Escondido, CA–One thing that unites America is land: Americans strongly support saving the wild lands they love.
Since 1991, The Escondido Creek Conservancy has been doing just that in North San Diego County. The Conservancy announced it has achieved national recognition for its work – joining a network of over 450 accredited land trusts across the nation that have demonstrated their commitment to professional excellence and to maintaining the public’s trust.
“We are a stronger organization for having gone through the rigorous accreditation program. Our strength means special places–such as the LeoMar, Keithley, and Sardina preserves–will be protected forever, making the region an even greater place for us and our children,” said Conservancy Director of Finance and Operations Rita Petrekova, who led the multi-year accreditation effort.
The Escondido Creek Conservancy provided extensive documentation and was subject to a comprehensive independent third-party evaluation prior to achieving this distinction. The Land Trust Accreditation Commission awarded accreditation, signifying its confidence that the Conservancy’s lands will be protected forever. Around the Nation, non-profit accredited land trusts steward almost 20 million acres of land–the size of Denali, Yellowstone, Grand Canyon, Glacier, Everglades, and Yosemite National Parks combined.
“Accreditation demonstrates the Conservancy’s commitment and ability to provide permanent land conservation through ethical business practices, good corporate governance, and top-notch long-term stewardship,” said Leonard Wittwer, Conservancy co-founder and current board president.
“It is exciting to recognize The Escondido Creek Conservancy with this national mark of distinction,” said Melissa Kalvestrand, executive director of the Commission. “Donors and partners can trust the more than 450 accredited land trusts across the country are united behind strong standards and have demonstrated sound finances, ethical conduct, responsible governance, and lasting stewardship.”
The Escondido Creek Conservancy is one of 1,363 land trusts across the United States according to the Land Trust Alliance’s most recent National Land Trust Census.
Over the past three decades, the conservancy has helped protect over 7,000 acres of wildlife habitat and currently manages 3,000 acres of wildlands in North San Diego County.

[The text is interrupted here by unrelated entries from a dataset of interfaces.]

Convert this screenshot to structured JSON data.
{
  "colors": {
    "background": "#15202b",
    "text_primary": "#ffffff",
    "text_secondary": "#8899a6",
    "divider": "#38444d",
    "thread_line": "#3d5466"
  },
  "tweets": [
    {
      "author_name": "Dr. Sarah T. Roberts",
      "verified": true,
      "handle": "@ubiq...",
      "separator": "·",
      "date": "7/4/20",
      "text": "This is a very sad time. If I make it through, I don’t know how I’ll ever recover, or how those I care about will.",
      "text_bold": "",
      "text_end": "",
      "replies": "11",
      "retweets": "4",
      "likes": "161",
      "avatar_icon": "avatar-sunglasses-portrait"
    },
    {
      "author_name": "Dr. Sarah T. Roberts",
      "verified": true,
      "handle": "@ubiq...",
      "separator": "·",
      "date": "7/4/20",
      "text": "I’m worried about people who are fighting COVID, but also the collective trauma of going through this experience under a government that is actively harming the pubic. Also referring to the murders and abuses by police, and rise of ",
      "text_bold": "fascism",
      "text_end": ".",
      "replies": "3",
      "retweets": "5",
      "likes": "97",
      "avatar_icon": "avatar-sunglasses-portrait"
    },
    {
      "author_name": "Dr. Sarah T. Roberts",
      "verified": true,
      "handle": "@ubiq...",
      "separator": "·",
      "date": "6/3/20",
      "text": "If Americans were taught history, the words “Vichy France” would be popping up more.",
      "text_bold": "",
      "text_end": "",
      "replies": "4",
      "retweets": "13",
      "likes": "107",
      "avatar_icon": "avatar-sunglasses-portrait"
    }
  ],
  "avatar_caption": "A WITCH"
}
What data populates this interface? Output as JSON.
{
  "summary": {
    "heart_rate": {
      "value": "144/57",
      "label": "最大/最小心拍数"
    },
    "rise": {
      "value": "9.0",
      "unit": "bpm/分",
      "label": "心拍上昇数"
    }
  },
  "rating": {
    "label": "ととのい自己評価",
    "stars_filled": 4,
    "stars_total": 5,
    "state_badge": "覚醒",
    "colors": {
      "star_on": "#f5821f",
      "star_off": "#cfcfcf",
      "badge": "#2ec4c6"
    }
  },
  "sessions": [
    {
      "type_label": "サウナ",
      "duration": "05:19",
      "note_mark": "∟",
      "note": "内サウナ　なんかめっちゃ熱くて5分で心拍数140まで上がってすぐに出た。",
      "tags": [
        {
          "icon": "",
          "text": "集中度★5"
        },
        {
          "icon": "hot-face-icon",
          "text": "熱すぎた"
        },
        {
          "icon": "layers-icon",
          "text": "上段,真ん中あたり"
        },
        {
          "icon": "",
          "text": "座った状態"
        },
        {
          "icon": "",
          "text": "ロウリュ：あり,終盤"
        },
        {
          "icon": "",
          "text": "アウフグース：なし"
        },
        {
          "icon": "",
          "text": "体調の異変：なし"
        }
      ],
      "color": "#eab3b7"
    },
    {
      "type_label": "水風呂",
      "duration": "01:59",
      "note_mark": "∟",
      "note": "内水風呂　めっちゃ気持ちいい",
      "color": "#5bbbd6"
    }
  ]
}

They also annually implement outdoor educational programs for 5,000 and more students and provide compatible outdoor recreation to children and adults, including all third graders in the Escondido Union School District. They strongly believe the benefits of outdoor education are numerous and exposing young people to nature enriches their lives and helps them understand why it is so important to protect wild spaces.
Recent Conservancy conservation efforts include the Missing Lynx campaign–a continuation of the organization’s successful 2015-2019 Save 1000 Acres campaign. In 2021, as part of the Missing Lynx effort, the Conservancy created a new preserve in Olivenhain called LeoMar. The recent purchase of 104 acres of land adjacent to the Gaty reservoir is serving as a centerpiece of the new LeoMar Preserve.
The conservancy is also promoting the park to create new park space for Escondido residents and improve water quality in the creek and ocean. They also believe the public should have access to nature close to where they live, which is one of the reasons why it is advocating for creek restoration in Escondido.
The Land Trust Accreditation Commission promotes public trust and ensures permanence in the conservation of open lands by recognizing organizations that meet rigorous quality standards and strive for continuous improvement. The commission, established in 2006 as an independent program of the Land Trust Alliance, is governed by a volunteer board of diverse land conservation and nonprofit management experts.